START PROVIDED MATERIAL

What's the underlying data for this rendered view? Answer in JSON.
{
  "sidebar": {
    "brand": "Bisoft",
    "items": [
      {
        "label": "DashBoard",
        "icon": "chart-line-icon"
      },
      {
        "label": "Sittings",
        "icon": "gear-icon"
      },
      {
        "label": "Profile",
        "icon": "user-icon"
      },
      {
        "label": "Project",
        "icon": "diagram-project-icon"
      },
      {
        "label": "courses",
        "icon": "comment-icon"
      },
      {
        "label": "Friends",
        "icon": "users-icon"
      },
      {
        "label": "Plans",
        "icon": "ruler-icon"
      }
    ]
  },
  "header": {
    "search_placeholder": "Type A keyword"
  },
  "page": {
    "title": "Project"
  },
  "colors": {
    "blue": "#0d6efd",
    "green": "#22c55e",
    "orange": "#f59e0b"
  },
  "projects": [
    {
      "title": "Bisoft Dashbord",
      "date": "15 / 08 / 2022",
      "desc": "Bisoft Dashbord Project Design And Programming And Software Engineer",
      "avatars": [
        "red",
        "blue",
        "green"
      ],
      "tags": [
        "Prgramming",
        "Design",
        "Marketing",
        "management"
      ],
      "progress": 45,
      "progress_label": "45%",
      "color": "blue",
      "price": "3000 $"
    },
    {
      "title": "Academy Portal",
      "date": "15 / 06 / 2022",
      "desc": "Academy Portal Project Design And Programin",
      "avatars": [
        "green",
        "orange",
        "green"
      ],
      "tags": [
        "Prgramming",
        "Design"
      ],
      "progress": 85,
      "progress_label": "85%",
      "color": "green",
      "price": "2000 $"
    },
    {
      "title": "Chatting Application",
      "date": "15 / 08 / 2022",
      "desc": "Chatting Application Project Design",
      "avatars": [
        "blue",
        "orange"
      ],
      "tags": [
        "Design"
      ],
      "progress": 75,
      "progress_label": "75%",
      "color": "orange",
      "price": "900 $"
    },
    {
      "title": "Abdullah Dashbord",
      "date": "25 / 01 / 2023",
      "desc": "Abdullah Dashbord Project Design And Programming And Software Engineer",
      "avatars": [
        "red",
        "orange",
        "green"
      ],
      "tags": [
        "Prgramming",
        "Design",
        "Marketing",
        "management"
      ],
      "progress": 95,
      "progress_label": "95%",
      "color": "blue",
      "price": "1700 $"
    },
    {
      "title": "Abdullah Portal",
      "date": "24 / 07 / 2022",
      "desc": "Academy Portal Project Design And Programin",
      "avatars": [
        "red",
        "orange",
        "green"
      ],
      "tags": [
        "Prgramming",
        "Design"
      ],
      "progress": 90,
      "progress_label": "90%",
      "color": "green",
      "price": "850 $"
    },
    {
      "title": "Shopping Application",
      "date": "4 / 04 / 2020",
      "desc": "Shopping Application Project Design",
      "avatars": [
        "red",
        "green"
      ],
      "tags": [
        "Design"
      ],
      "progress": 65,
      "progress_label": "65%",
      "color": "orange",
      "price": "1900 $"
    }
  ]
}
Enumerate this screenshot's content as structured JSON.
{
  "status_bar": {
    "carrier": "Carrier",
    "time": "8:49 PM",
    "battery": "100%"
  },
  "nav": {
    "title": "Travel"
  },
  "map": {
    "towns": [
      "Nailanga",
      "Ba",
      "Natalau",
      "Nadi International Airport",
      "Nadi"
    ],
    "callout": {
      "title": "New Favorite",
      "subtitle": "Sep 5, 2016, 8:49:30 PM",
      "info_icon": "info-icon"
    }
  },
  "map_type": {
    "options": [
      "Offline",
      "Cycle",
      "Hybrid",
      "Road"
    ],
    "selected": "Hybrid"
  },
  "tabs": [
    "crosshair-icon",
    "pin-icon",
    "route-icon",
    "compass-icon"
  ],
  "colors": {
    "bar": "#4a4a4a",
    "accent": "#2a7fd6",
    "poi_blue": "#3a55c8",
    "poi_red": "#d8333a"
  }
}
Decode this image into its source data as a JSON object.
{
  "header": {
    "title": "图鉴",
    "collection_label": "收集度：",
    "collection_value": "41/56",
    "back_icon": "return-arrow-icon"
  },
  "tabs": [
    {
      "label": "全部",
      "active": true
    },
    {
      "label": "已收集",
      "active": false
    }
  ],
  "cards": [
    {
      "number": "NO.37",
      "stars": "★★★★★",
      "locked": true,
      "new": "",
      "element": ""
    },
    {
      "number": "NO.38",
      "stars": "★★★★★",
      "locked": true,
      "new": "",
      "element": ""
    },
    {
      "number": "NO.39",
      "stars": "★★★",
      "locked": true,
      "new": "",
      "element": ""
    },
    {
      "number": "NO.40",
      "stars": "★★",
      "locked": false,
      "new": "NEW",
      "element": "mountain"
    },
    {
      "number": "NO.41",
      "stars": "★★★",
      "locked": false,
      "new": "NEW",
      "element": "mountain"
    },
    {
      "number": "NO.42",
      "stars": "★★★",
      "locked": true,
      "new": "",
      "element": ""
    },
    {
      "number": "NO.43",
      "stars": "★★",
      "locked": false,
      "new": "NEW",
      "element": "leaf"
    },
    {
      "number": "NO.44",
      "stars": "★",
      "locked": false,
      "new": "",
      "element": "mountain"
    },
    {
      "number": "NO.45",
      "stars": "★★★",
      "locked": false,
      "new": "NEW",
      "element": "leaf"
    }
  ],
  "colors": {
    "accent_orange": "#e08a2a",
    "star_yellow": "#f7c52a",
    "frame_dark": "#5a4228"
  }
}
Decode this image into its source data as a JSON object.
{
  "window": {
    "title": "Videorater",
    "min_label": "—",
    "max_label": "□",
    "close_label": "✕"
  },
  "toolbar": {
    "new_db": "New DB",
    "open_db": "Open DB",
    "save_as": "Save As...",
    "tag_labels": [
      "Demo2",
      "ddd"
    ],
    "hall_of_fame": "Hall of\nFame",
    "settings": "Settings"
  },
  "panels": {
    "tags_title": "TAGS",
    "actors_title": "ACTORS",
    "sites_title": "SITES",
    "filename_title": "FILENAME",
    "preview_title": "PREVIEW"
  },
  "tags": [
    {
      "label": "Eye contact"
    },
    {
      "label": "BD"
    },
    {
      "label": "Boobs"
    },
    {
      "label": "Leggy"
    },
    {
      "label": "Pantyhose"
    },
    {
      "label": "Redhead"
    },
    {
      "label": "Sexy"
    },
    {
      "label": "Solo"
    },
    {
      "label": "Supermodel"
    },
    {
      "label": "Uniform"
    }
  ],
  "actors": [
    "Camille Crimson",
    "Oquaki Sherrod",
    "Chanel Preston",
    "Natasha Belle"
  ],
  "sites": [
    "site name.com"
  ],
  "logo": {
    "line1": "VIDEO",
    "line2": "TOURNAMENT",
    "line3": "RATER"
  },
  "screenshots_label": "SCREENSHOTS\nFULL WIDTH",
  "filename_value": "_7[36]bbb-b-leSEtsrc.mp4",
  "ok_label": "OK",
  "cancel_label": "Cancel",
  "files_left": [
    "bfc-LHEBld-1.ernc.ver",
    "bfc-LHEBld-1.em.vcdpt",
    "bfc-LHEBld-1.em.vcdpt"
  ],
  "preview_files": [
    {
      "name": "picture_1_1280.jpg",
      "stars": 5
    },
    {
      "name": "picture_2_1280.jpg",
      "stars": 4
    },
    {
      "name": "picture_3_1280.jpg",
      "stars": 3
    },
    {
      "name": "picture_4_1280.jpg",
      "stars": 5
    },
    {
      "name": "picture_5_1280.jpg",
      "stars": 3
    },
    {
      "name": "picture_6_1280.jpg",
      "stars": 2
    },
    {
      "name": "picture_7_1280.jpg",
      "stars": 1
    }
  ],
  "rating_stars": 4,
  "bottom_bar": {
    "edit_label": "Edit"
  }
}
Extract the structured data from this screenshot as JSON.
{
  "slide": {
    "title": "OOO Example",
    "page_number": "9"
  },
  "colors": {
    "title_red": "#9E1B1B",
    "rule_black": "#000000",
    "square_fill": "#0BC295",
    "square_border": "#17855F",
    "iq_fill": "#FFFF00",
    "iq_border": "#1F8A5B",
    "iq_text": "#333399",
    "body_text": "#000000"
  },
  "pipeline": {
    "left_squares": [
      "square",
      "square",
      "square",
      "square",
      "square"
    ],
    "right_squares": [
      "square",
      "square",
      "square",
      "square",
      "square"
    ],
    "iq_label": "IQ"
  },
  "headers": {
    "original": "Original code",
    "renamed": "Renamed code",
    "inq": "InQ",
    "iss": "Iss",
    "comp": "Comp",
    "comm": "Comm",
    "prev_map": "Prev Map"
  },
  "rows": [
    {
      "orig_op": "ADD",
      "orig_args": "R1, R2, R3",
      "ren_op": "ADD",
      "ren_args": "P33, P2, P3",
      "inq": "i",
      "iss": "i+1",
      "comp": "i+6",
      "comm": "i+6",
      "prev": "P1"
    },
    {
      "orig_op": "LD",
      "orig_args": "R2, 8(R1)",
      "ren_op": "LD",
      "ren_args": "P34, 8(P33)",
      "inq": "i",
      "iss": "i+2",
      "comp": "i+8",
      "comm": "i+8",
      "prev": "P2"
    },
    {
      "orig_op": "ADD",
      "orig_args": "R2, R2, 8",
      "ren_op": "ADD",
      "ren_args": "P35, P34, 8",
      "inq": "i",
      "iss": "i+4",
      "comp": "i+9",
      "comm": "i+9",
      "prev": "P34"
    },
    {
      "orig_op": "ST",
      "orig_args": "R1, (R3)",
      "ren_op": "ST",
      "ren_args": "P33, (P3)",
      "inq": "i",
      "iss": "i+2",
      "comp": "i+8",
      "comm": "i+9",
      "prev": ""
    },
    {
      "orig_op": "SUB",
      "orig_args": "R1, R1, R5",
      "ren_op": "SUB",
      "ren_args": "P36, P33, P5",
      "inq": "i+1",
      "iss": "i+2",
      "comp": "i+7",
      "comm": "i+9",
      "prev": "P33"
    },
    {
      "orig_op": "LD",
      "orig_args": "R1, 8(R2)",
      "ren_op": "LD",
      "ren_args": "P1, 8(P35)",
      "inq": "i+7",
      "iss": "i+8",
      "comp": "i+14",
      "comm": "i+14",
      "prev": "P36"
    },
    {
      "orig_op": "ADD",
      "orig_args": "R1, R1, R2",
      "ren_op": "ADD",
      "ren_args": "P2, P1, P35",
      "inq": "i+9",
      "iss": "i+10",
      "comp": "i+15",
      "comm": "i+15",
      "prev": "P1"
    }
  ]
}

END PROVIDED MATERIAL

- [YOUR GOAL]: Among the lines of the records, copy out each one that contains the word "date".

- [OUTPUT OF THE TASK]:
      "date": "15 / 08 / 2022",
      "date": "15 / 06 / 2022",
      "date": "15 / 08 / 2022",
      "date": "25 / 01 / 2023",
      "date": "24 / 07 / 2022",
      "date": "4 / 04 / 2020",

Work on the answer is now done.